Investigating Stability in Amorphous Solid Dispersions: A Study of the Physical and Chemical Stability of Two Salt Forms of Thiamine and the Physical Stability of Citric Acid
2019-01-03T18:24:53Z (GMT) by
The majority of water soluble vitamin and organic acid food additives are distributed in their crystalline forms. However, when they are combined with water and other food ingredients and then exposed to a variety of unit operations, there is potential to solidify these initially crystalline ingredients in the amorphous state. Amorphous solids are generally less chemically and physically stable than their crystalline counterparts. To ensure nutrient delivery to the consumer and fulfill labeling laws, deterioration of nutrients due to unintentional amorphization is undesirable.
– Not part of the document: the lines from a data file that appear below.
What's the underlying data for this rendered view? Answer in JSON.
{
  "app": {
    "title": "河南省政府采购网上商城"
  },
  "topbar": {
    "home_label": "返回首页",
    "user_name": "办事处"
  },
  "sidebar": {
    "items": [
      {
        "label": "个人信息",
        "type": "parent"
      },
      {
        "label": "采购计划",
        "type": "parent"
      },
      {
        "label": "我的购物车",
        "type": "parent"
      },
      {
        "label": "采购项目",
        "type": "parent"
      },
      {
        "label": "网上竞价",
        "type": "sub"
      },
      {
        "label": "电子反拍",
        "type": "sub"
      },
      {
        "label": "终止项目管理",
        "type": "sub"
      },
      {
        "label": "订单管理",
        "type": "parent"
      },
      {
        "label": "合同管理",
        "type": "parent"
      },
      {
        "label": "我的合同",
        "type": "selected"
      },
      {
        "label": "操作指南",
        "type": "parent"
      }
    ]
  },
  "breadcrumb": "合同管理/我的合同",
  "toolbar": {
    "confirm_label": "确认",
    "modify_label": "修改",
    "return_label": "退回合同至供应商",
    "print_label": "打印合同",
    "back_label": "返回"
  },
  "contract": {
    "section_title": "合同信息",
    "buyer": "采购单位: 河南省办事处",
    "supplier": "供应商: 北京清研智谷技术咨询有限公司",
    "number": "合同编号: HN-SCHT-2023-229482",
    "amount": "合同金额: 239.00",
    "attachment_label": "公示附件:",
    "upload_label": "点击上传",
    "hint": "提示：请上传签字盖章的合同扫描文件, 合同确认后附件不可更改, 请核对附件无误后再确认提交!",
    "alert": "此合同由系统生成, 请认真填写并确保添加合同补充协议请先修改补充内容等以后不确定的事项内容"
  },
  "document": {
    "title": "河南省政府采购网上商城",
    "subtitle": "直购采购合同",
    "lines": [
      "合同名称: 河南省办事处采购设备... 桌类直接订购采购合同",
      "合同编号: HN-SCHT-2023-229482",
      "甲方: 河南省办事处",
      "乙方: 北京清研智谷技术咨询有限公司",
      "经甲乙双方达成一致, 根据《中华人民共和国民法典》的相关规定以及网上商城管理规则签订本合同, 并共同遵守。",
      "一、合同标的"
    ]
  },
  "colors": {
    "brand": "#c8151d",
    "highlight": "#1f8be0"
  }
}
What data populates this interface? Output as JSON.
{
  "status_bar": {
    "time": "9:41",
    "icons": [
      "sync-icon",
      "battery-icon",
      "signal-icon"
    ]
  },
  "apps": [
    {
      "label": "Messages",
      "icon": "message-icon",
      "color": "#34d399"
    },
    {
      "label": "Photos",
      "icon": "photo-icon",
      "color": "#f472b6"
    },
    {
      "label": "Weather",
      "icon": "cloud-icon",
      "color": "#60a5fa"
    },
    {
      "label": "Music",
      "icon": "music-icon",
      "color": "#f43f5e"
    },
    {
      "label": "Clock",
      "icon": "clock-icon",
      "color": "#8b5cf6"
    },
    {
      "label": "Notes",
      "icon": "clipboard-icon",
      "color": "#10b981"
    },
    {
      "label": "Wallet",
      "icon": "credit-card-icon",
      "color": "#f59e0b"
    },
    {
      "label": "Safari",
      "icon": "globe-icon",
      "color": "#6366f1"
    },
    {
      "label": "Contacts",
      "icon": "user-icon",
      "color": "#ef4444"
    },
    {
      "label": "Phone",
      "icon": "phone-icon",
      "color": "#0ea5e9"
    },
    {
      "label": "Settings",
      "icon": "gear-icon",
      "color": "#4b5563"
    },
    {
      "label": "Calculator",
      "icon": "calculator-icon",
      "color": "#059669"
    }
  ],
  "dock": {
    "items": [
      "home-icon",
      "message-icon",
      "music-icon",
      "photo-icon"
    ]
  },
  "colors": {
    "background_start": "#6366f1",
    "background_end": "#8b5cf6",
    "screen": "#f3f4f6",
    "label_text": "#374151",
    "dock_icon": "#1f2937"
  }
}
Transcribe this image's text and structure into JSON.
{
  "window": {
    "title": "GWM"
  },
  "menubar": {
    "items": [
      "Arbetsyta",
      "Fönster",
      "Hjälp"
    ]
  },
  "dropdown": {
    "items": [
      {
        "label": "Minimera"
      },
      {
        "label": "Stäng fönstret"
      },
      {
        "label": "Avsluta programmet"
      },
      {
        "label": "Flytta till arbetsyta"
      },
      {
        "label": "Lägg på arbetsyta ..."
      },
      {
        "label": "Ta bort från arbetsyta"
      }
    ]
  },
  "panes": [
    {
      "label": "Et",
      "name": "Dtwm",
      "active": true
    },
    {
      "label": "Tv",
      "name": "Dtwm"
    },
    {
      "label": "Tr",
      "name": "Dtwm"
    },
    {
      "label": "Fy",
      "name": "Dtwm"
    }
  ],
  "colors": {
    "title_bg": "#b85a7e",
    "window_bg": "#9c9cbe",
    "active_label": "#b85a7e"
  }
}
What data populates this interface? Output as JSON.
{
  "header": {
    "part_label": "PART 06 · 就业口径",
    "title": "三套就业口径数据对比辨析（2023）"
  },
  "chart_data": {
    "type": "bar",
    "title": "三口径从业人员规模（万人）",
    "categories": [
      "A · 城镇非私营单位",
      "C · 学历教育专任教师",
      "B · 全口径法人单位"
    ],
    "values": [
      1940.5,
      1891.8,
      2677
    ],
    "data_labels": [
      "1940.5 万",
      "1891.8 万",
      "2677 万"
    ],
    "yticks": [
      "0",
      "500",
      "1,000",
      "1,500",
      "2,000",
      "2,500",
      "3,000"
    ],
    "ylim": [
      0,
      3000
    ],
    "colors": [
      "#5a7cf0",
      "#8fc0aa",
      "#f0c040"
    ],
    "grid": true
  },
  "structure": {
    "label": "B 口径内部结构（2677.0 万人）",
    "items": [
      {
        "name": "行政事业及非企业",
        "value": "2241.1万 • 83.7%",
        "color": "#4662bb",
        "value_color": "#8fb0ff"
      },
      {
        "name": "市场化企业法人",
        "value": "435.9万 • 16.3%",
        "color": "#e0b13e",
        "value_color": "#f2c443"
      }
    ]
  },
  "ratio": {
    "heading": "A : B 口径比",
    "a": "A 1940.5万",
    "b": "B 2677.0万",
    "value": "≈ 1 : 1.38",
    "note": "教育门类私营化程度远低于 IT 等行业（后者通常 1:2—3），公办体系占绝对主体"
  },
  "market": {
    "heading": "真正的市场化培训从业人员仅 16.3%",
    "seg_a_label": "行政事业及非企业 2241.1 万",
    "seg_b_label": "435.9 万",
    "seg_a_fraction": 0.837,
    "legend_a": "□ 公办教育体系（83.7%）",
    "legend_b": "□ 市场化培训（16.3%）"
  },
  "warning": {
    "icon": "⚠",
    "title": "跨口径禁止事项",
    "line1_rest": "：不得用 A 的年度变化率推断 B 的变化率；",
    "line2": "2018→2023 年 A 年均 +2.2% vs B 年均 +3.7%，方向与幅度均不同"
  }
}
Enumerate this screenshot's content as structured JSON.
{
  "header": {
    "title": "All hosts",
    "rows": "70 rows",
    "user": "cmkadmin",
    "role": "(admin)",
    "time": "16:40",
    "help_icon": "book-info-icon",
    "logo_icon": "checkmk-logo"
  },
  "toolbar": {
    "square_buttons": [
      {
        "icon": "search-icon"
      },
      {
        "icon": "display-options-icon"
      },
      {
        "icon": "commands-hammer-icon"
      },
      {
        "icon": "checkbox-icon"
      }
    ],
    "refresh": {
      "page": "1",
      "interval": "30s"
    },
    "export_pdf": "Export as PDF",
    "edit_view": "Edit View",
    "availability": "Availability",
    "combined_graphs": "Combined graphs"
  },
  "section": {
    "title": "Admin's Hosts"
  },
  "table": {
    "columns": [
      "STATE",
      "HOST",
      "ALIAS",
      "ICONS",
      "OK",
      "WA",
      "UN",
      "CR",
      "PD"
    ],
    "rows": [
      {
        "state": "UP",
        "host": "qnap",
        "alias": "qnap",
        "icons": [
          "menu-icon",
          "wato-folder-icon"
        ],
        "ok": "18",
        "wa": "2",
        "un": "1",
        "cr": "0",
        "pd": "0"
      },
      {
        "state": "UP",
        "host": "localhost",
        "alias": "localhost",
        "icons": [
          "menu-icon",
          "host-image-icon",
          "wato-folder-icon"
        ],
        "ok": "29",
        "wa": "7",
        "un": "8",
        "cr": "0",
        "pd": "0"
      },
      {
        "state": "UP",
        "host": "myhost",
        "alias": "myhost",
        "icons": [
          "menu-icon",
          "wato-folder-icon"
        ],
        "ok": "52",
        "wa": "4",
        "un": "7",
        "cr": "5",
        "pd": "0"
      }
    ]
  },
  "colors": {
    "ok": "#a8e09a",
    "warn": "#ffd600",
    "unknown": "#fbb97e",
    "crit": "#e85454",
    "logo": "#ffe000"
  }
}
Additionally, the potential for recrystallization of an amorphous ingredient may alter texture and redistribute water. Hence, solid state form is a critical factor dictating the stability of food formulations. Building on earlier work from my M.S. degree that demonstrated thiamine chloride hydrochloride could solidify in the amorphous state in the presence of a variety of polymers (Arioglu-Tuncil et al., 2017), a major goal of this study was to develop a comprehensive understanding of the physical and chemical stability of amorphous forms of two thiamine salts, thiamine chloride hydrochloride (TClHCl) and thiamine mononitrate (TMN), in comparison to their crystalline counterparts and each other. The objectives for this part of the work were to investigate amorphization/recrystallization tendencies of TMN and TClHCl in solid dispersions, as well as chemical stability of thiamine in the solid dispersions to understand the impact of vitamin form, physical state (amorphous vs. crystalline), polymer type and features (Tg, hygroscopicity, and ability for intermolecular interactions), storage conditions, proportion of vitamin to polymer,and pre-lyophilized solution pHs on thiamine degradation and the physical stability of dispersions. Thiamine degraded more when in the amorphous form compared to in the crystalline state. Additionally, polymer type and vitamin proportion influenced thiamine degradation, where thiamine degraded more when it was present in lower concentrations (in dispersions that had higher Tgs), and it was chemically more stable when a polymer with greater intermolecular interactions with the vitamin was used. As storage RH increased, variably hygroscopicities of the polymers resulted in different thiamine degradation rates. The pre-lyophilization pHs of the solutions had a significant impact on thiamine stability in the solid dispersions. Similar to thiamine salts, citric acid is a commonly used food ingredient with a high crystallization tendency. Following similar experimental designs for documenting the recrystallization tendencies of citric acid in amorphous solid dispersions to those used in the thiamine studies, hydrogen bonding and/or ionic interactions between polymer and citric acid were found to be the main stabilizing factor for delaying recrystallization, more than polymer Tg and hygroscopicity. The findings of this dissertation provide a powerful prediction approach to physically and chemically stabilize the small compounds in the complex food matrices for the production of high quality food products and ensuring nutrient delivery to target populations.